Exercise
Count each line below that has the word "cloudy" in it, and give only the total.

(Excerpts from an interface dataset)
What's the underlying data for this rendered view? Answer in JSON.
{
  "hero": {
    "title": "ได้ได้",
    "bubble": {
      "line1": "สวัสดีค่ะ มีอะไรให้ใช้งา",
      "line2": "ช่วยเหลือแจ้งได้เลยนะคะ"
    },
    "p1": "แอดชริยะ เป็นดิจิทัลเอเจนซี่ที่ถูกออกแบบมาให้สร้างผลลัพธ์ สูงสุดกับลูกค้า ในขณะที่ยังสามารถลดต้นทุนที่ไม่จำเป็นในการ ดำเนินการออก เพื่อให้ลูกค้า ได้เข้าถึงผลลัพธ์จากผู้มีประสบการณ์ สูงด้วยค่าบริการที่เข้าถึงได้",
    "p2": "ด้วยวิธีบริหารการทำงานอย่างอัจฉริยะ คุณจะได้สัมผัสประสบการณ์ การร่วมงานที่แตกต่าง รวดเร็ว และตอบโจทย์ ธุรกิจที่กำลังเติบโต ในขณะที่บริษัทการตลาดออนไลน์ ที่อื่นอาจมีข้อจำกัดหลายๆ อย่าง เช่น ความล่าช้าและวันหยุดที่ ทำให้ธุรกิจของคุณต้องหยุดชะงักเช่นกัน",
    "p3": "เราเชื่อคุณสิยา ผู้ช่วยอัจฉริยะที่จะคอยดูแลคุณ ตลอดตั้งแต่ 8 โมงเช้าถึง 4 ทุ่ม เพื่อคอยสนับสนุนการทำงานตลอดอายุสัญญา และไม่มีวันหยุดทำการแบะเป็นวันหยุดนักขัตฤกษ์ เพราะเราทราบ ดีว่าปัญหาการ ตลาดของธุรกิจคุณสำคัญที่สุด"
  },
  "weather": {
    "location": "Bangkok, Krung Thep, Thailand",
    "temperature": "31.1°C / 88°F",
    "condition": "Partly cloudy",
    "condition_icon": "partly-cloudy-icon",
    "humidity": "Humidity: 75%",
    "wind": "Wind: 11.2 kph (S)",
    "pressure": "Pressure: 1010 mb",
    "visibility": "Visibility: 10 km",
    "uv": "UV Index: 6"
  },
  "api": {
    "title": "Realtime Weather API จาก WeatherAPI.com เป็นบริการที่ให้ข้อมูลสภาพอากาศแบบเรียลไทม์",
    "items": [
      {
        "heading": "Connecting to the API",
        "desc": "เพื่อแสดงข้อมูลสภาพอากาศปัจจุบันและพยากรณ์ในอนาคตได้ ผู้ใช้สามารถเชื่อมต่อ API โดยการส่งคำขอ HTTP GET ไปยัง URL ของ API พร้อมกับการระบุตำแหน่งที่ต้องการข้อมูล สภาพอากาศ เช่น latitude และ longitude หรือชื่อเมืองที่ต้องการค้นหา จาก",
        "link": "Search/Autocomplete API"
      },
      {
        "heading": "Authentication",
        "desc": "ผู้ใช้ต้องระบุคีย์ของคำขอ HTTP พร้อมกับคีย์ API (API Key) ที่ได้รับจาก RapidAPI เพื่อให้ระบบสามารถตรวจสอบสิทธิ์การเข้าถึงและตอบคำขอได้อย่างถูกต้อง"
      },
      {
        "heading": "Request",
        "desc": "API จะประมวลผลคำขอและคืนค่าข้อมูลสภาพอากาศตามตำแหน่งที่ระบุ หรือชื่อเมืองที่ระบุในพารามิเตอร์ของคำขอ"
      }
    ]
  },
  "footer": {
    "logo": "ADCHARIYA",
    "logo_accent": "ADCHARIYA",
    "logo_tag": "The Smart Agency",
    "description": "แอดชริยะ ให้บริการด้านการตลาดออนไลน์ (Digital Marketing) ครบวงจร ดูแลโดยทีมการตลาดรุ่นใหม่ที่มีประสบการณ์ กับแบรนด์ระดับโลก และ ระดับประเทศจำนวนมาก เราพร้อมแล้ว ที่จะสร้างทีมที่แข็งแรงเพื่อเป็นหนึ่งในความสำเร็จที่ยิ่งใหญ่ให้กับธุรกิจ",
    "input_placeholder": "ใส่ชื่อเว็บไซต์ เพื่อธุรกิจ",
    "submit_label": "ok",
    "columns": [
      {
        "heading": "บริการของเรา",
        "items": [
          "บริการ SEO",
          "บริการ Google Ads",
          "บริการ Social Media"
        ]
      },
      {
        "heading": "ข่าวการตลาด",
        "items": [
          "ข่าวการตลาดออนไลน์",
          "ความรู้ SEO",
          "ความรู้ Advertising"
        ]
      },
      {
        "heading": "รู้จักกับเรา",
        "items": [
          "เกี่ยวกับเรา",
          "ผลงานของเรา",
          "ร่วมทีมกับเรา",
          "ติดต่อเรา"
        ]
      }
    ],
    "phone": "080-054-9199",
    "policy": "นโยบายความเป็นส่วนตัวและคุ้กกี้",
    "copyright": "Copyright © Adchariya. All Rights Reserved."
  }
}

Answer section
2